While COVID-19 is with us for the immediate future, you may already be trying to anticipate its long-term effects on your business. What will the recovery look like? Will your customers change their shopping behaviors? What about their expectations?
The fact is that the outbreak and its aftermath will continue to be unpredictable and how customers respond will also be difficult to forecast. Some shoppers will change their habits and spending patterns due to unemployment, others due to fear of a recession and still others due to shifting personal priorities.
Long story short, each customer will have their own individual path to recovery. The brands that can adapt to this reality with customer-centric, personalized experiences will rebound the fastest, while those that rely on one-size-fits-all marketing may continue to struggle. You’ll want to make sure your brand lands in the former group, not the latter.
Being customer-centric simply means placing the customer’s needs and preferences at the center of your marketing strategies. Sounds simple enough, but it takes significant data and insights to do it well, making it challenging at organizations where that data is owned by teams outside of marketing.
Nonetheless, a customer-centric strategy is now an absolute must for your brand. Consumers may even react negatively if your communications are not relevant to them—consider how out-of-touch companies seem now when you encounter their pre-coronavirus ad campaigns. On the other hand, brands who show empathy and understanding for each customer’s situation will strengthen their customer relationships no matter what lies ahead.
By learning about your customers at an individual level and connecting with each one accordingly, you can increase engagement, improve loyalty and better prepare for market changes and the eventual rebound. We've put together the six key steps you should take to implement a customer-centric marketing approach:
#1 – Accept and Embrace Change
The shift toward customer-centric marketing was already underway before COVID-19, but the added uncertainty makes it more critical for your brand to get on board. With so many different circumstances affecting people nationwide, there’s just no way to predict what will resonate with each customer unless you can learn about them at the individual level. Embrace that as a goal and start equipping your team with tools to achieve it.
#2 – Build a Strong Foundation With Customer Data
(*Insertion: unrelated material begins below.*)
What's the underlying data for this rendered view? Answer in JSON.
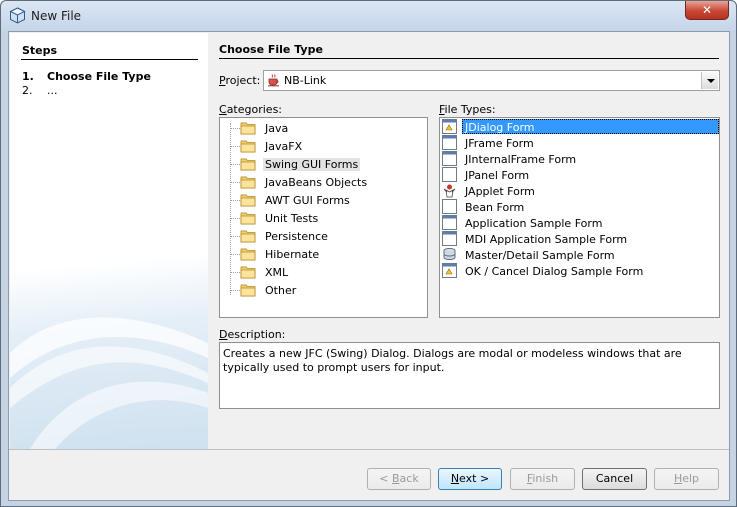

Customer data is the key building block for your customer-centric strategy. Loyalty programs and data platforms can help you gather it, but that alone isn’t enough. You need to analyze it to learn how customers are interacting with your brand. When you understand each customer’s preferences and buying habits, you’ll be able to create personalized communications and offers that elicit a positive response and increase brand affinity.
#3 – Focus on Developing Relationships
Rather than concentrating on acquisitions and sales, focus on building lasting relationships with existing and new customers. Use your data to gain insights into what your customers want and expect, and what’s motivating them right now—as those motivations change, you can update your offers and messaging to stay relevant to their needs during this uncertain time.
#4 – Create a Single View of Your Customers
Unify customer data across all of your internal systems to create a real-time single customer view (SCV). By capturing each individual's activities across all channels in real-time, you can use the information to seamlessly engage with each customer through all touchpoints for an exceptional customer experience.
#5 – Shift from Segmentation to 1:1 Personalization
Segmentation (or even microsegmentation) can lead to one-size-fits-all communications and offers that are irrelevant to your customer. These messages also run the risk of causing a breakdown in trust. For example, let’s say segment research tells you that a “stock up” promotion would be effective for moms with young children. But if you were to send that offer to a mom who just lost her job, it suddenly looks quite insensitive. This is why we recommend you personalize your offers to each individual customer—1:1 personalization helps you avoid creating negative sentiments and strengthens your customer relationships. (Learn more in our white paper “Where Segmentation Falls Short.”)
#6 – Scale with Artificial Intelligence and Machine Learning
True 1:1 personalization is not scalable without the help of technology. The best solutions incorporate artificial intelligence (AI) and machine learning (ML) to support hyper personalization. These technologies are especially relevant now because they can help your marketing team do more with less at a time when budget cuts are a genuine concern. Because these technologies are automated, they allow your resources to stretch further and your offer campaigns to be executed up to 10x more quickly.
Plus, AI and ML technologies enable you to continually fine-tune with every customer interaction, so you can deliver the customer-centric experience that these times demand. This will also help you optimize your loyalty and offer spend to make the most of your budget.
Some psychological theories posit that people can better deal with a situation when they accept it without assigning it a positive or negative value. This is a helpful perspective to take on the COVID-19 recovery. Things won’t go back to the way they were before, but you can move forward from where they are now.
By learning about your customers on an individual level, and using that knowledge to create a customer-centric marketing strategy, you’ll ensure that you’re serving customer needs in the current climate, and building relationships to sustain your business beyond the rebound.